------ PROVIDED DATA

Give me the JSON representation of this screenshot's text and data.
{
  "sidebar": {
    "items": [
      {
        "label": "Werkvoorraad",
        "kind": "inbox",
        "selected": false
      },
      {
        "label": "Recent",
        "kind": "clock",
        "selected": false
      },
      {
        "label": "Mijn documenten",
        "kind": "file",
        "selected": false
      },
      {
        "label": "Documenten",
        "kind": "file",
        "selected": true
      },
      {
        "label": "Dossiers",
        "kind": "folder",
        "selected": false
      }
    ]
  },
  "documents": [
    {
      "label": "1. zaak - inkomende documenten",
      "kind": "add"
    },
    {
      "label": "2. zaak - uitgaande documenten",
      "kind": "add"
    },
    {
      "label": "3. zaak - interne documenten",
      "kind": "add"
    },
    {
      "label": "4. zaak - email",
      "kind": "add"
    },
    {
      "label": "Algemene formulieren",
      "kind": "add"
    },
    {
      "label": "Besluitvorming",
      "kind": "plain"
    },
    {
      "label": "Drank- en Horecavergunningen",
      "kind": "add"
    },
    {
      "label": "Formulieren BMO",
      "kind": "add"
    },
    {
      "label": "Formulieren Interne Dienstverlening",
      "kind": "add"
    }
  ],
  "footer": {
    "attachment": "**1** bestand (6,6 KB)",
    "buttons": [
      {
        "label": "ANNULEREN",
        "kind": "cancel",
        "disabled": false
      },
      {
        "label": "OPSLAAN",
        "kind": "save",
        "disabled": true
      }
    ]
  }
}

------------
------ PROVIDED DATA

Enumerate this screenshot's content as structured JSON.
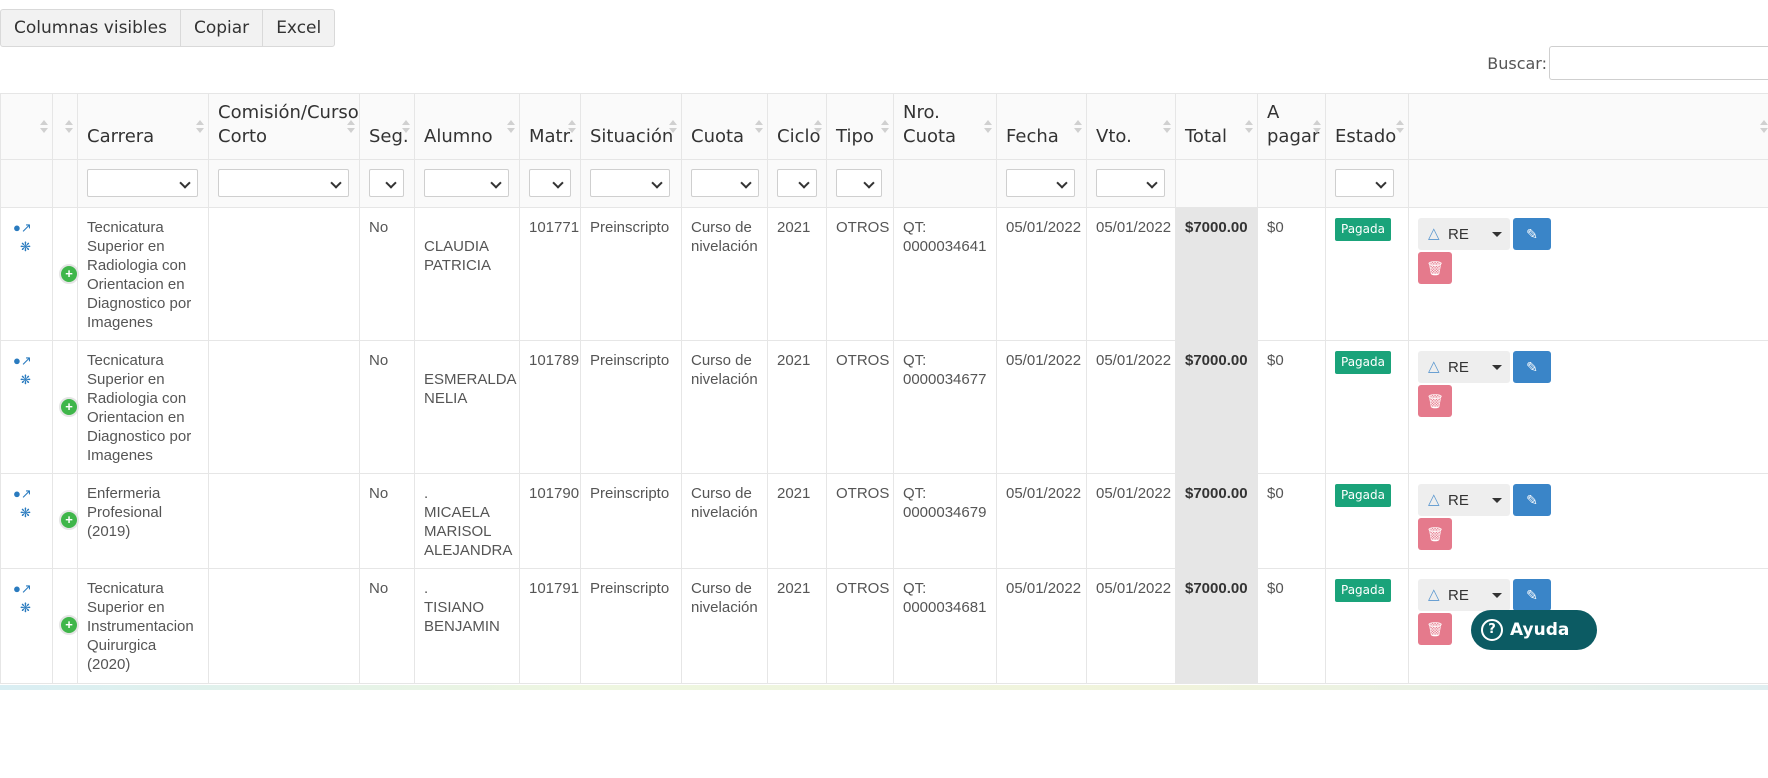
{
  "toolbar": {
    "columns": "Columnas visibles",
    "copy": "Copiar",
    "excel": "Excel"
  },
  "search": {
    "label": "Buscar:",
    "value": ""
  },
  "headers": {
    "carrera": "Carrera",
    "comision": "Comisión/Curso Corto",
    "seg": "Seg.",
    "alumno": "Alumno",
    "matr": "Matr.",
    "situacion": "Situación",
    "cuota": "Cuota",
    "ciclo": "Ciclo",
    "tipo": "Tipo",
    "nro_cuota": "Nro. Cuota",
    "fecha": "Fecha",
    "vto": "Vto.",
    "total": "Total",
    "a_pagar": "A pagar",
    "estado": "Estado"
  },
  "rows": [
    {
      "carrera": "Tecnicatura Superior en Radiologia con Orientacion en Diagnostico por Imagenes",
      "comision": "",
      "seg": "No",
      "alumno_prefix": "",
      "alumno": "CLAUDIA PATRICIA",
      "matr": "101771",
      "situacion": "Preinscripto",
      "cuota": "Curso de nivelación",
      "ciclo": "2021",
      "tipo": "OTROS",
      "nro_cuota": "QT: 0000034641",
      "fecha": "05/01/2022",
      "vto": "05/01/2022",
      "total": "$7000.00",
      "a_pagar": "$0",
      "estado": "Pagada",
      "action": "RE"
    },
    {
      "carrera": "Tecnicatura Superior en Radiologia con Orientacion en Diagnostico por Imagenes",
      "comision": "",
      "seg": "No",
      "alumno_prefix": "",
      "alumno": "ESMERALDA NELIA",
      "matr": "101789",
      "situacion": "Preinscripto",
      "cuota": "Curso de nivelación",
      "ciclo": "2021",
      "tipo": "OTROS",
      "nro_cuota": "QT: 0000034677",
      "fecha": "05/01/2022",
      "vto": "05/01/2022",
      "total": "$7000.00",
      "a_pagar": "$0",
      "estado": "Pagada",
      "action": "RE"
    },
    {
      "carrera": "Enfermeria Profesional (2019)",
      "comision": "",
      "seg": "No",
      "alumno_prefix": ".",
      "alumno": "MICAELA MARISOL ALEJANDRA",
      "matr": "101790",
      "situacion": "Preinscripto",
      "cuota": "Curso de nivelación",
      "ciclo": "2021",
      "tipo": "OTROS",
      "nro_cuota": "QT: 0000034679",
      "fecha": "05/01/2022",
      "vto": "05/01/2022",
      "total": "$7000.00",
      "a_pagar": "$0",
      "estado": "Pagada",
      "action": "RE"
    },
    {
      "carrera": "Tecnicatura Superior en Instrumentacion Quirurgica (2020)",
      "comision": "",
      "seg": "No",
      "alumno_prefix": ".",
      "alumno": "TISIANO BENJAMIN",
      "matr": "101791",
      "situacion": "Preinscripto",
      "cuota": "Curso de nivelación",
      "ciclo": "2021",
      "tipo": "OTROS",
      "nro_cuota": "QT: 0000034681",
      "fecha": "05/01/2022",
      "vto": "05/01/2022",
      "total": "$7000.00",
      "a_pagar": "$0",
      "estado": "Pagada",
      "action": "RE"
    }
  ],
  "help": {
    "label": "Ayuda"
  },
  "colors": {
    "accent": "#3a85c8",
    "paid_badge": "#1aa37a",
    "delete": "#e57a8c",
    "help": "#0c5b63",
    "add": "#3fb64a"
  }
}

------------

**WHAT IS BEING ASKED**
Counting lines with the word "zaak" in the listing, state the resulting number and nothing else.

**EXERCISE ANSWER**
4